Presidential candidates have always looked for legal ways to get more campaign cash. In 2008, for instance, the Obama operation asked big donors to give around $30,000, just hitting the legal limits for giving to the campaign, DNC and related committees combined.
This year, by comparison, Hillary Clinton's organization can ask donors to give nearly three-quarters of a million dollars each. Here's how it works:
Donors who are rich – and willing – can give $5,400 to the Clinton campaign, $33,400 to the Democratic National Committee and $10,000 to each of the state parties, about $360,000 in all. A joint fundraising committee lets the donor do it all with a single check.
On Jan. 1, the contribution limits reset for the party committees, and the Hillary Victory Fund can go back to its donors for another $350,000 in party funds.

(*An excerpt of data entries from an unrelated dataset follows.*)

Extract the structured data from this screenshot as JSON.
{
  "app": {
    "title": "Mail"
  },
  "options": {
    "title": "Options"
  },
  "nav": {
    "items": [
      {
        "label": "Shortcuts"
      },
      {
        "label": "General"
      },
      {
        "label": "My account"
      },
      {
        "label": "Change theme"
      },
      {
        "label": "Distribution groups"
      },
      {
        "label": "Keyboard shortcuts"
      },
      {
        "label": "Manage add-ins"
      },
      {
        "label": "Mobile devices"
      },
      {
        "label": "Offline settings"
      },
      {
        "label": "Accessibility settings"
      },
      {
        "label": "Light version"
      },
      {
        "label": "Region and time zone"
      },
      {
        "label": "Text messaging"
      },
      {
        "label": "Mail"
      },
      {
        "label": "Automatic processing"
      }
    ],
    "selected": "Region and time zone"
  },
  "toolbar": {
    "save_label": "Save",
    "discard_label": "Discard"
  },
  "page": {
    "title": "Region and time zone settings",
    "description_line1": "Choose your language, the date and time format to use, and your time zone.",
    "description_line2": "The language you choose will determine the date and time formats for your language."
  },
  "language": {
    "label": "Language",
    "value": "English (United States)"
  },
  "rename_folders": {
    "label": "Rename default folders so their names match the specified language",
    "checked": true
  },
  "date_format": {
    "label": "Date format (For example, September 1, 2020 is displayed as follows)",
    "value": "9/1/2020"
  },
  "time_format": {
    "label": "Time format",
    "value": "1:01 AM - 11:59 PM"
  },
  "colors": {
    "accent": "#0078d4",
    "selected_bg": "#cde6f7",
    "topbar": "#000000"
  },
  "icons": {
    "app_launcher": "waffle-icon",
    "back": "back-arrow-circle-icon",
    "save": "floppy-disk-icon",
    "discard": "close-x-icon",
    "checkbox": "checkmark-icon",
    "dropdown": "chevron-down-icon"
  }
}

All told, a single donor can give more than $700,000 for the election. That's serious money, according to campaign finance lawyer Brett Kappel. He said, "It also shows you where campaign finance law has gone. We're now back in the era of soft money."